Orbicularis oculi develops from mesenchyme in the second pharyngeal or hyoid arch.3 The musculature of pharyngeal arches is derived from the paraxial mesoderm of somitomeres and occipital somites. In the second arch, paraxial mesoderm from the sixth cranial somitomere gives rise to muscles of face including orbicularis oculi.4 Their differentiation begins at the 10-12 mm stage of the embryo. Cells from the second arch begin to grow backwards and upward and spread over the first pharyngeal (mandibular) arch, just under the dermis. This process of differentiation lasts till the 16th week although minor modifications occur later.5 It may be theorised that during this stage of differentiation a few fibers of orbicularis oculi get displaced and obtain a bony attachment on the zygomatic bone laterally. The myoblast cells are derived from an adjacent somitomere and their fate is not determined. Therefore, a probable cause of the aberrant muscle is the abnormal migration of the myoblast cells deviating from their predestined fate.
The attachment of the muscle fascicles of orbicularis oculi at a variant site may cause wrinkling of the skin at an abnormal site. It is well documented that the characteristic folding of the skin overlying the contracting orbicularis oculi, leads to permanent wrinkles radiating from the lateral angle of the eyelids in the middle decades of life - the so-called 'crow's feet'.2
Naugle and co-workers6 have demonstrated the value of mobilisation of orbicularis oculi muscle in periocular reconstruction. Yen et al7 predict future applications for the orbicularis oculi muscle graft in facial aesthetics, particularly as useful adjuncts to replace the volume deficit deformity created by protractor myectomy in patients with essential blepharospasm . During any such procedure, the orbicularis oculi which normally has bony attachment only on the medial side, can usually be lifted clean off the zygomatic bone on the lateral side as required. Knowledge of the described variant lateral attachment may thus be of practical use to the plastic surgeon during cosmetic facial surgery.
1. Salmons SWilliams PL, Bannister LH, Berry MM, Collins P, Dyson M, Dussek JE, et al Muscle Gray's Anatomy.38th edition Edinburgh ELBS with Churchill Livingstone:737–900
2. Bron AJ, Tripathi RC, Tripathi BJBron AJ, Tripathi RC, Tripathi BJ. The ocular appendages: eyelids, conjunctiva and lacrimal apparatus Wolff's Anatomy of the Eye and Orbit. 19978th edition London Chapman and Hall Medical:30–84

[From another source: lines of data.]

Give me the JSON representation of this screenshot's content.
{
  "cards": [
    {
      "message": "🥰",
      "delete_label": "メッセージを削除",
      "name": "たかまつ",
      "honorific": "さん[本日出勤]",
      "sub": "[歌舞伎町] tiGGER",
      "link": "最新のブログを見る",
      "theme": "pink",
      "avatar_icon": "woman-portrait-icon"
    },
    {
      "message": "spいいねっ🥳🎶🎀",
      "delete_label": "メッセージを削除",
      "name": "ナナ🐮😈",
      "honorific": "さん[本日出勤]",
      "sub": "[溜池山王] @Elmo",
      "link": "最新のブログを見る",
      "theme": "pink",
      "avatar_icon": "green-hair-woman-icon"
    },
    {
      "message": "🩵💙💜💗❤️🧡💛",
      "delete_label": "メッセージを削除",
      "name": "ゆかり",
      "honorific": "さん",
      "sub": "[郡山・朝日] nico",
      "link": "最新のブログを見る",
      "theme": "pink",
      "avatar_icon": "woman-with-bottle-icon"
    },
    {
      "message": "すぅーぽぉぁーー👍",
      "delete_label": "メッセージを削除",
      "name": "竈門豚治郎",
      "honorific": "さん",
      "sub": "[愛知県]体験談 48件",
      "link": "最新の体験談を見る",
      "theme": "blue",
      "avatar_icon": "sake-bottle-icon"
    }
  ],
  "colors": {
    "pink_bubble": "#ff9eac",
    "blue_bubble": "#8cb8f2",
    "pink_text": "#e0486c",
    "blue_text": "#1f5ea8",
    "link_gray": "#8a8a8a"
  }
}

3. Moore KL, Persaud TVNMoore KL, Persaud TVN. The Eye and Ear The Developing Human: Clinically Oriented Embryology. 19986th edition Philadelphia WB Saunders Company:491–512
4. Larsen WJLarsen WJ, Sherman LS, Potter SS, Scott WJ. Development of the head, the neck, the eyes and the ears Human Embryology. 20013rd edition Philadelphia Churchill Livingstone:351–417
5. Mann I The development of the human eye. 1950 New York Grune & Stratton
6. Naugle TC, Levine MR, Carrol GS. Free graft enhancement using orbicularis muscle mobilization Ophthalmology. 1995;102:493–500
7. Yen MT, Anderson RL, Small RG. Orbicularis oculi muscle graft augmentation after protractor myectomy in blepharospasm Ophthal Plast Reconstr Surg. 2003;19:287–96